So what a game we have. But it’s not all won and lost here, as McGeechan stressed on Thursday. It’s a series. We have to look at it like that. Expect a tight game, where gaining a small advantage is the priority. To that end, expect tension and a close finish. And it’s the World Champions against the Lions. Expect a belter!
Ones to watch & head to head: Too many to single out here, so please see our special head-to-head feature!
Prediction: First big call of the tour… we have the Lions by six, just edging the Boks by virtue of being a bit more battle-hard.
South Africa: 15 Frans Steyn, 14 JP Pietersen, 13 Adi Jacobs, 12 Jean de Villiers, 11 Bryan Habana, 10 Ruan Pienaar, 9 Fourie du Preez, 8 Pierre Spies, 7 Juan Smith, 6 Heinrich Brüssow, 5 Victor Matfield, 4 Bakkies Botha, 3 John Smit (c), 2 Bismarck du Plessis, 1 Tendai Mtawarira.
Replacements: 16 Gurthrö Steenkamp, 17 Deon Carstens, 18 Andries Bekker, 19 Danie Rossouw, 20 Ricky Januarie, 21 Jaque Fourie, 22 Morné Steyn.
British & Irish Lions: 15 Lee Byrne, 14 Tommy Bowe, 13 Brian O’Driscoll, 12 Jamie Roberts, 11 Ugo Monye, 10 Stephen Jones, 9 Mike Phillips, 8 Jamie Heaslip, 7 David Wallace, 6 Tom Croft, 5 Paul O’Connell (c), 4 Alun-Wyn Jones, 3 Phil Vickery, 2 Lee Mears, 1 Gethin Jenkins.

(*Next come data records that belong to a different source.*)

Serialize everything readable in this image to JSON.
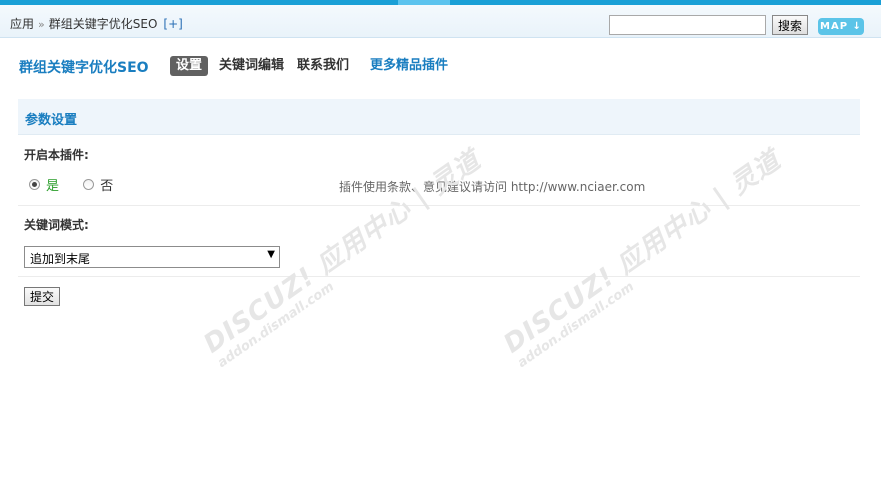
{
  "header": {
    "breadcrumb_root": "应用",
    "breadcrumb_sep": "»",
    "breadcrumb_current": "群组关键字优化SEO",
    "add_link": "[+]",
    "search_placeholder": "",
    "search_button": "搜索",
    "map_button": "MAP ↓"
  },
  "plugin": {
    "title": "群组关键字优化SEO",
    "tabs": [
      {
        "label": "设置",
        "active": true
      },
      {
        "label": "关键词编辑",
        "active": false
      },
      {
        "label": "联系我们",
        "active": false
      },
      {
        "label": "更多精品插件",
        "active": false
      }
    ]
  },
  "section": {
    "title": "参数设置",
    "enable_label": "开启本插件:",
    "yes_label": "是",
    "no_label": "否",
    "enable_value": "是",
    "notice": "插件使用条款、意见建议请访问 http://www.nciaer.com",
    "mode_label": "关键词模式:",
    "mode_value": "追加到末尾",
    "submit_label": "提交"
  },
  "watermark": {
    "brand": "DISCUZ! 应用中心 | 灵道",
    "url": "addon.dismall.com"
  },
  "colors": {
    "accent": "#1a9fd6",
    "link": "#1a7ec0",
    "active_tab_bg": "#616161",
    "yes_green": "#2a9d2a"
  }
}
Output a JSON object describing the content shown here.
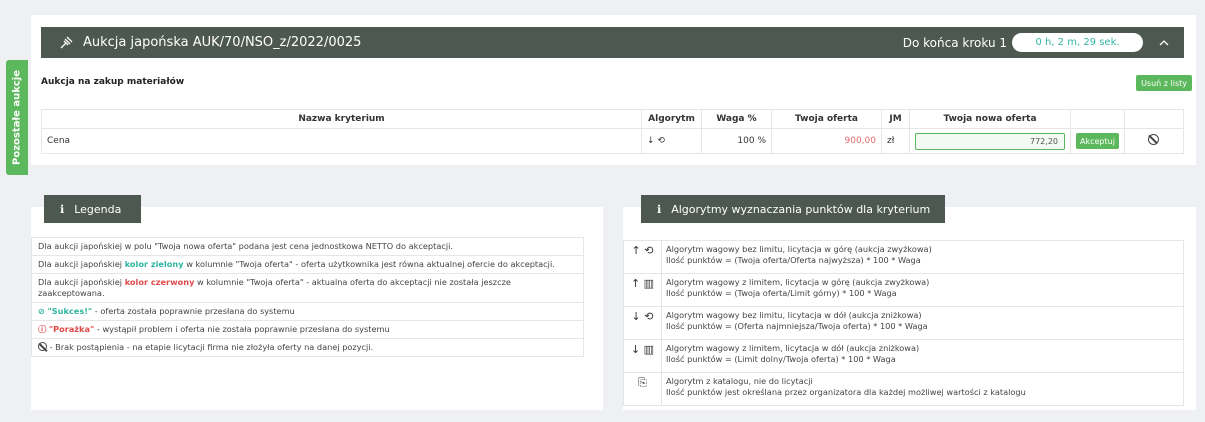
{
  "side_tab": {
    "label": "Pozostałe aukcje"
  },
  "auction": {
    "title": "Aukcja japońska AUK/70/NSO_z/2022/0025",
    "step_label": "Do końca kroku 1",
    "timer": "0 h, 2 m, 29 sek.",
    "subtitle": "Aukcja na zakup materiałów",
    "remove_button": "Usuń z listy",
    "table": {
      "headers": [
        "Nazwa kryterium",
        "Algorytm",
        "Waga %",
        "Twoja oferta",
        "JM",
        "Twoja nowa oferta"
      ],
      "row": {
        "name": "Cena",
        "algorithm_icon": "↓ ⟲",
        "weight": "100 %",
        "offer": "900,00",
        "unit": "zł",
        "new_offer": "772,20",
        "accept_button": "Akceptuj"
      }
    }
  },
  "legend": {
    "title": "Legenda",
    "items": {
      "i1": "Dla aukcji japońskiej w polu \"Twoja nowa oferta\" podana jest cena jednostkowa NETTO do akceptacji.",
      "i2_pre": "Dla aukcji japońskiej ",
      "i2_hl": "kolor zielony",
      "i2_post": " w kolumnie \"Twoja oferta\" - oferta użytkownika jest równa aktualnej ofercie do akceptacji.",
      "i3_pre": "Dla aukcji japońskiej ",
      "i3_hl": "kolor czerwony",
      "i3_post": " w kolumnie \"Twoja oferta\" - aktualna oferta do akceptacji nie została jeszcze zaakceptowana.",
      "i4_hl": "\"Sukces!\"",
      "i4_post": " - oferta została poprawnie przesłana do systemu",
      "i5_hl": "\"Porażka\"",
      "i5_post": " - wystąpił problem i oferta nie została poprawnie przesłana do systemu",
      "i6": " - Brak postąpienia - na etapie licytacji firma nie złożyła oferty na danej pozycji."
    }
  },
  "algorithms": {
    "title": "Algorytmy wyznaczania punktów dla kryterium",
    "items": [
      {
        "icon": "↑ ⟲",
        "line1": "Algorytm wagowy bez limitu, licytacja w górę (aukcja zwyżkowa)",
        "line2": "Ilość punktów = (Twoja oferta/Oferta najwyższa) * 100 * Waga"
      },
      {
        "icon": "↑ ▥",
        "line1": "Algorytm wagowy z limitem, licytacja w górę (aukcja zwyżkowa)",
        "line2": "Ilość punktów = (Twoja oferta/Limit górny) * 100 * Waga"
      },
      {
        "icon": "↓ ⟲",
        "line1": "Algorytm wagowy bez limitu, licytacja w dół (aukcja zniżkowa)",
        "line2": "Ilość punktów = (Oferta najmniejsza/Twoja oferta) * 100 * Waga"
      },
      {
        "icon": "↓ ▥",
        "line1": "Algorytm wagowy z limitem, licytacja w dół (aukcja zniżkowa)",
        "line2": "Ilość punktów = (Limit dolny/Twoja oferta) * 100 * Waga"
      },
      {
        "icon": "⎘",
        "line1": "Algorytm z katalogu, nie do licytacji",
        "line2": "Ilość punktów jest określana przez organizatora dla każdej możliwej wartości z katalogu"
      }
    ]
  }
}
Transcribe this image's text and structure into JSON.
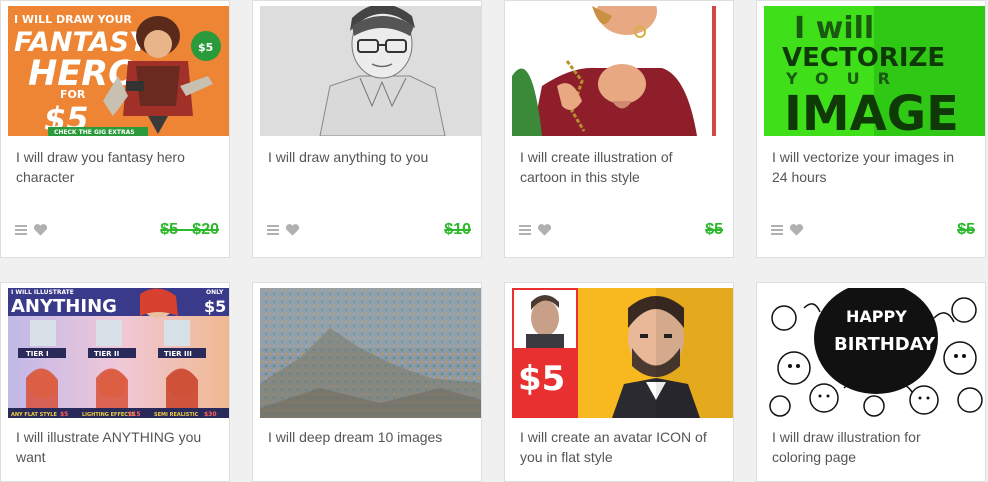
{
  "cards": [
    {
      "title": "I will draw you fantasy hero character",
      "price": "$5 - $20",
      "thumb": {
        "line1": "I WILL DRAW YOUR",
        "line2": "FANTASY",
        "line3": "HERO",
        "line4": "FOR",
        "line5": "$5",
        "badge": "$5",
        "foot": "CHECK THE GIG EXTRAS",
        "bg": "#f08a3a"
      }
    },
    {
      "title": "I will draw anything to you",
      "price": "$10"
    },
    {
      "title": "I will create illustration of cartoon in this style",
      "price": "$5"
    },
    {
      "title": "I will vectorize your images in 24 hours",
      "price": "$5",
      "thumb": {
        "line1": "I will",
        "line2": "VECTORIZE",
        "line3": "YOUR",
        "line4": "IMAGE",
        "bg": "#3fe01a"
      }
    },
    {
      "title": "I will illustrate ANYTHING you want",
      "thumb": {
        "top": "I WILL ILLUSTRATE",
        "big": "ANYTHING",
        "only": "ONLY",
        "price": "$5",
        "tier1": "TIER I",
        "tier2": "TIER II",
        "tier3": "TIER III",
        "c1": "ANY FLAT STYLE",
        "c2": "LIGHTING EFFECTS",
        "c3": "SEMI REALISTIC",
        "p1": "$5",
        "p2": "$15",
        "p3": "$30"
      }
    },
    {
      "title": "I will deep dream 10 images"
    },
    {
      "title": "I will create an avatar ICON of you in flat style",
      "thumb": {
        "price": "$5"
      }
    },
    {
      "title": "I will draw illustration for coloring page",
      "thumb": {
        "line1": "HAPPY",
        "line2": "BIRTHDAY"
      }
    }
  ],
  "colors": {
    "price_green": "#2eb82e",
    "card_border": "#dedede",
    "title_gray": "#555555",
    "icon_gray": "#b0b0b0"
  },
  "icons": {
    "menu": "list-menu-icon",
    "favorite": "heart-icon"
  }
}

Replacements: 16 Matthew Rees, 17 Adam Jones, 18 Donncha O’Callaghan, 19 Martyn Williams, 20 Harry Ellis, 21 Ronan O’Gara, 22 Rob Kearney.
Date: Saturday, June 20
Venue: ABSA Stadium Durban
Kick-off: 15.00 (13.00 GMT)
Weather: Warm, sunny, and muggy. 24°C with high humidity
Referee: Bryce Lawrence (New Zealand)
Assistant referees: Stuart Dickinson, Vinny Munro (New Zealand)
Television match official: Christophe Berdos (France)
Assessor: Tappe Henning (South Africa)